- Opening Delimiter -

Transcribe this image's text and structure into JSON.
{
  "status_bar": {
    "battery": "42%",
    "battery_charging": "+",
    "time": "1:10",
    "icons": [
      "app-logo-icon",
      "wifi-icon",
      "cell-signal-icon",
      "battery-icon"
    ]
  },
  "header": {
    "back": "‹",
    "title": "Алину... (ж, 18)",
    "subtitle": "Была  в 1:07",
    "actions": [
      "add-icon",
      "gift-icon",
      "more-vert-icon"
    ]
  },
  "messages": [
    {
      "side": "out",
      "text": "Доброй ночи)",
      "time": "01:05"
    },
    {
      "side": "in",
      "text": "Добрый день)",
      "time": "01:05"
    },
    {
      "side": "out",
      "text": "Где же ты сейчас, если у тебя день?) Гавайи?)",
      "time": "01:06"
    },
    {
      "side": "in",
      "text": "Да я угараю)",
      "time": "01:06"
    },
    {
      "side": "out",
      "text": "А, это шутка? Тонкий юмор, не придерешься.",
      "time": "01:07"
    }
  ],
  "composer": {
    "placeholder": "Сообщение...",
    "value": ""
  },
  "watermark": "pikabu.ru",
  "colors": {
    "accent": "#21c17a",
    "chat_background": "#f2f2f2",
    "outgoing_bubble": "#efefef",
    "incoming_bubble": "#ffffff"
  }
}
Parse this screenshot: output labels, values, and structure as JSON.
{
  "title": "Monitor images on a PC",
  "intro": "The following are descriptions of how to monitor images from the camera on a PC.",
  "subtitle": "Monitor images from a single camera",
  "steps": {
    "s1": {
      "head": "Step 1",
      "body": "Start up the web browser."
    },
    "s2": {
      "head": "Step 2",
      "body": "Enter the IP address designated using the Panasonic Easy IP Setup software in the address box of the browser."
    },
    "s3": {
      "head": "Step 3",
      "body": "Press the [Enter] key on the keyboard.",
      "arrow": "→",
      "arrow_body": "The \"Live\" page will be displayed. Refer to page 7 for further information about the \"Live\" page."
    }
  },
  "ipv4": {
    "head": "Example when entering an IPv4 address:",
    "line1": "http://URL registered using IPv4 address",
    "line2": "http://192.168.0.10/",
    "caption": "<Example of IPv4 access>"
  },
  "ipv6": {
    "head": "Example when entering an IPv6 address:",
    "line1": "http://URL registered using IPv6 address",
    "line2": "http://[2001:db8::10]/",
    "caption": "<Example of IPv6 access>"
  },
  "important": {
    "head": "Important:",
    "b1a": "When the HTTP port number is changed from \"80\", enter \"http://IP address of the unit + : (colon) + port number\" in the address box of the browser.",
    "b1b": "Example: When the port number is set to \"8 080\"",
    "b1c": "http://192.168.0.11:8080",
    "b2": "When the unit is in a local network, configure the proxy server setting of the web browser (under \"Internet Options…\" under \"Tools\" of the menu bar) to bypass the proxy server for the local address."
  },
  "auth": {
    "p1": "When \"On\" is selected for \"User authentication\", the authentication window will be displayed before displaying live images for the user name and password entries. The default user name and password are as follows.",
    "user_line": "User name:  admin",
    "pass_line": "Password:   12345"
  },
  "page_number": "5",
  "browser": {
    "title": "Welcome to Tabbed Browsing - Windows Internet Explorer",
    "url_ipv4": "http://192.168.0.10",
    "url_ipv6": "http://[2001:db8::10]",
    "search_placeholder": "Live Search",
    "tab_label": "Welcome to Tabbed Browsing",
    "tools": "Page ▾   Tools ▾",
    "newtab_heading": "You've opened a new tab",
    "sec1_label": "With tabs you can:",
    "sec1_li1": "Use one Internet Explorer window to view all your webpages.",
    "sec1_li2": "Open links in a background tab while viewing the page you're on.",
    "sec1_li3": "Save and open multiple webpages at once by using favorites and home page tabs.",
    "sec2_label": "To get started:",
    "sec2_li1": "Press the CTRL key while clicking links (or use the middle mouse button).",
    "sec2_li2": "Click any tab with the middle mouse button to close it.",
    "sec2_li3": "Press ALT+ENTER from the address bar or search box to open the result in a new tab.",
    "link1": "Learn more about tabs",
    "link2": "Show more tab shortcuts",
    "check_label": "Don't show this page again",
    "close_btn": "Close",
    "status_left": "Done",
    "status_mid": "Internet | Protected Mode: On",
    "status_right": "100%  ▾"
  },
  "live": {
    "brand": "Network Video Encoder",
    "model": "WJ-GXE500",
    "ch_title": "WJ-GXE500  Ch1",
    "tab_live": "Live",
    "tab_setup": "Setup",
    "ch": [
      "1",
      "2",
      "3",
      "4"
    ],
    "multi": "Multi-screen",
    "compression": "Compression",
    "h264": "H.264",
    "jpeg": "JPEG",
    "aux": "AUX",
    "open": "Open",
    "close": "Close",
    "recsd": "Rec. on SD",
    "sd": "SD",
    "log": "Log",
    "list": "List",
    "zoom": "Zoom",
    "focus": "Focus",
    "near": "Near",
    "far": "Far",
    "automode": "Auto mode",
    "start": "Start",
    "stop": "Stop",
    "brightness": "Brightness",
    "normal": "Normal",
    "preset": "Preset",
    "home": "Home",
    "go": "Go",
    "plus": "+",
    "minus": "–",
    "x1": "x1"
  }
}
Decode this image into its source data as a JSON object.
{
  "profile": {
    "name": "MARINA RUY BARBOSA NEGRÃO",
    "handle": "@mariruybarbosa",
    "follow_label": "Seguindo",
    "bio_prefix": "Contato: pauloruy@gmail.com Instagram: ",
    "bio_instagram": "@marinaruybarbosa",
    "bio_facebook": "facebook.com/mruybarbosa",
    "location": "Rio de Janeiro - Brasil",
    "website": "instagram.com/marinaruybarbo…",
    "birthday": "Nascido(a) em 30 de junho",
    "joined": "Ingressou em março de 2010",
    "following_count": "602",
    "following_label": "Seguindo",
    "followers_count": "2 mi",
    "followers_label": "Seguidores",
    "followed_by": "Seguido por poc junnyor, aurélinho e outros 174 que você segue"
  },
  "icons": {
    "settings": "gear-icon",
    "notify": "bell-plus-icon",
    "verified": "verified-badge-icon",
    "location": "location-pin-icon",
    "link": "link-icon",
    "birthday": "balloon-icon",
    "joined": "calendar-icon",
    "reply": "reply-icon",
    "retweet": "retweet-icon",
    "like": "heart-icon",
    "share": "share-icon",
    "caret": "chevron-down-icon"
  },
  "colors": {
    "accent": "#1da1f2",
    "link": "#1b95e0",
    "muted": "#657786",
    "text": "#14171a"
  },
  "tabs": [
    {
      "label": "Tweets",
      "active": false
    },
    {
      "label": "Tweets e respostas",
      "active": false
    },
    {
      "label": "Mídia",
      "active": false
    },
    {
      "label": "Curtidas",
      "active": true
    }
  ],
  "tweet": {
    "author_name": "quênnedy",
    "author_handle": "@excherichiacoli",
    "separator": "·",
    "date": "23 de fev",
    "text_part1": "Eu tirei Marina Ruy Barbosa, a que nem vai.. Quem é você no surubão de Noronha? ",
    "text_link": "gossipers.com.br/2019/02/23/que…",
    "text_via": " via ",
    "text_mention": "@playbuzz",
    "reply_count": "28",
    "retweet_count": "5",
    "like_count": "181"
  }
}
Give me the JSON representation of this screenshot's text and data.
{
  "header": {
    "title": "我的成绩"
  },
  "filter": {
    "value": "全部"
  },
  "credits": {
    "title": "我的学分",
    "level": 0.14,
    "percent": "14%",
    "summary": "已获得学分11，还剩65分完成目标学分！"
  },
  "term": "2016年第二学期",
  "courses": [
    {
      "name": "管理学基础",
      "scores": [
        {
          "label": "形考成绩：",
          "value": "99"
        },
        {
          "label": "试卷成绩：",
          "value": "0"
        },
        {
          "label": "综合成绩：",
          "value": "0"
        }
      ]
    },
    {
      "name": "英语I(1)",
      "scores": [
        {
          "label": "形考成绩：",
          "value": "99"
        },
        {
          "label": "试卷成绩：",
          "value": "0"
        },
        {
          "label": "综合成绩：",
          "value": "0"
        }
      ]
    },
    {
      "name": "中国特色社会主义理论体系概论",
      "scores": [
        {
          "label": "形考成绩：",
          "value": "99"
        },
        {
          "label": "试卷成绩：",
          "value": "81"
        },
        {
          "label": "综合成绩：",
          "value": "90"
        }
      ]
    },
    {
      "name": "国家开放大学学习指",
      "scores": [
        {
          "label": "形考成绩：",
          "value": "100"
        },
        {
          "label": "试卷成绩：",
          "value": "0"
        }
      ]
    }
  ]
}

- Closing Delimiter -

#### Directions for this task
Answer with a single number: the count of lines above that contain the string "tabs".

#### Response area
4